Whenever a line in the records below holds the string "name", copy it out.

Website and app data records
---

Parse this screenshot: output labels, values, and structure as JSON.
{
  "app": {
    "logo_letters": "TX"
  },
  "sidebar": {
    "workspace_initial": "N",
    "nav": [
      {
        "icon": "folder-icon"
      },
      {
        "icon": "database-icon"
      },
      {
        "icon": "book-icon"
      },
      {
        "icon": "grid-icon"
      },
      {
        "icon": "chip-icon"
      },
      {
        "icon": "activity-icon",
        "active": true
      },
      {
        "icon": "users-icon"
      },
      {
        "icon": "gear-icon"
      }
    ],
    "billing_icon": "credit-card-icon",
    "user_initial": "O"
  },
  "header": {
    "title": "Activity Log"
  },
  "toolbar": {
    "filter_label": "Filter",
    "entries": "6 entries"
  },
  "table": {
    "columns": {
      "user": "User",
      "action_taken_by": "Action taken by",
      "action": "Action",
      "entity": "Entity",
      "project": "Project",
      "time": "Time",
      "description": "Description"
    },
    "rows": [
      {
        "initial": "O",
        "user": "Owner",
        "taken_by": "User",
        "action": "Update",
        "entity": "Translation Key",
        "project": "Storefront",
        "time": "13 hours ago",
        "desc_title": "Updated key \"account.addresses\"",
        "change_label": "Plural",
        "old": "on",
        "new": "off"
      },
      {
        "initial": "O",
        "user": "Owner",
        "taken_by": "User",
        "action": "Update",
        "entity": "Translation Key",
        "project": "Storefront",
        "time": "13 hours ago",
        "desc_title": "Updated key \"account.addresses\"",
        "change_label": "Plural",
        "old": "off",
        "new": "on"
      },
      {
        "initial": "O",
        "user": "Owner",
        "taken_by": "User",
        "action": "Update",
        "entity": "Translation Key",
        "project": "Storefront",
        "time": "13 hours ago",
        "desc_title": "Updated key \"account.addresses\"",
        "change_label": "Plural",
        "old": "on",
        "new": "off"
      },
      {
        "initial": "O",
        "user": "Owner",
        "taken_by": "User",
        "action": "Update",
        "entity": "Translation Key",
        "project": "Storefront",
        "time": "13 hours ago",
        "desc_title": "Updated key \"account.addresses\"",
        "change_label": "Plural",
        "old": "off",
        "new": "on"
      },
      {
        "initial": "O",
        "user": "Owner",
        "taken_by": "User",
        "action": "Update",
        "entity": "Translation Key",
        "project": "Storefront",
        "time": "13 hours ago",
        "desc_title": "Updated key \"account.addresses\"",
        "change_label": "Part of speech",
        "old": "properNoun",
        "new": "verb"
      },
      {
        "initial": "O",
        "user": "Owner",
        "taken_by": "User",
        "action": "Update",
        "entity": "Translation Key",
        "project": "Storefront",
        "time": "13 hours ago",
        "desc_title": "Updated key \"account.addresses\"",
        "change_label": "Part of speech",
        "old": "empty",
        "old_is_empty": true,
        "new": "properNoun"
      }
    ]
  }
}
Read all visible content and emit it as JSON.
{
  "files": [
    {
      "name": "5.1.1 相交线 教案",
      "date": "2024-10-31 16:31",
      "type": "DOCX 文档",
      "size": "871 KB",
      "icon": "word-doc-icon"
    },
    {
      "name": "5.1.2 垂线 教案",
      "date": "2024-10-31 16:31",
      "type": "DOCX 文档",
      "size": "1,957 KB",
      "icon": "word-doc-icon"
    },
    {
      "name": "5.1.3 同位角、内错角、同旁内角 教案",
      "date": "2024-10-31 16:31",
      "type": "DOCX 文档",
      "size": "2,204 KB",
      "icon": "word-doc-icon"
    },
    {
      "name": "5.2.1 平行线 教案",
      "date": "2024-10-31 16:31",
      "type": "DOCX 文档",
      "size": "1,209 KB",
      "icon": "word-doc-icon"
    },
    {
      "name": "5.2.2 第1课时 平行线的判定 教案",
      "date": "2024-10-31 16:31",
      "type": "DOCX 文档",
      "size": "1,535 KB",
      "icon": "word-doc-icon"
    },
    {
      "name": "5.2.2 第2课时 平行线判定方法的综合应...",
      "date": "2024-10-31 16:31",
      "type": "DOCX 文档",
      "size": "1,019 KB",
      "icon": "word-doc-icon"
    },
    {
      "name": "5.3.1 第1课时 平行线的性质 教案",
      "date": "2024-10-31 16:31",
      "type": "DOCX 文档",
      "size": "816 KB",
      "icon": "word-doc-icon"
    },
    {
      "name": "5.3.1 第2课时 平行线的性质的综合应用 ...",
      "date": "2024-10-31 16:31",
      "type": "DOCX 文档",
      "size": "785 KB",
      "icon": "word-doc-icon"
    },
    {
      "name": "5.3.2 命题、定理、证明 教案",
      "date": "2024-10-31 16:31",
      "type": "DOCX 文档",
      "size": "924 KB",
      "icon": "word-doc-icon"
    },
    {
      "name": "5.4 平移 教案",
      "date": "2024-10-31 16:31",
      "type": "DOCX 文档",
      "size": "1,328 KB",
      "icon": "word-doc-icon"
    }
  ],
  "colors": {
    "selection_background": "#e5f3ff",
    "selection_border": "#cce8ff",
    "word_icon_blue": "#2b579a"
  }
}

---

# TASK ANSWER
      "name": "5.1.1 相交线 教案",
      "name": "5.1.2 垂线 教案",
      "name": "5.1.3 同位角、内错角、同旁内角 教案",
      "name": "5.2.1 平行线 教案",
      "name": "5.2.2 第1课时 平行线的判定 教案",
      "name": "5.2.2 第2课时 平行线判定方法的综合应...",
      "name": "5.3.1 第1课时 平行线的性质 教案",
      "name": "5.3.1 第2课时 平行线的性质的综合应用 ...",
      "name": "5.3.2 命题、定理、证明 教案",
      "name": "5.4 平移 教案",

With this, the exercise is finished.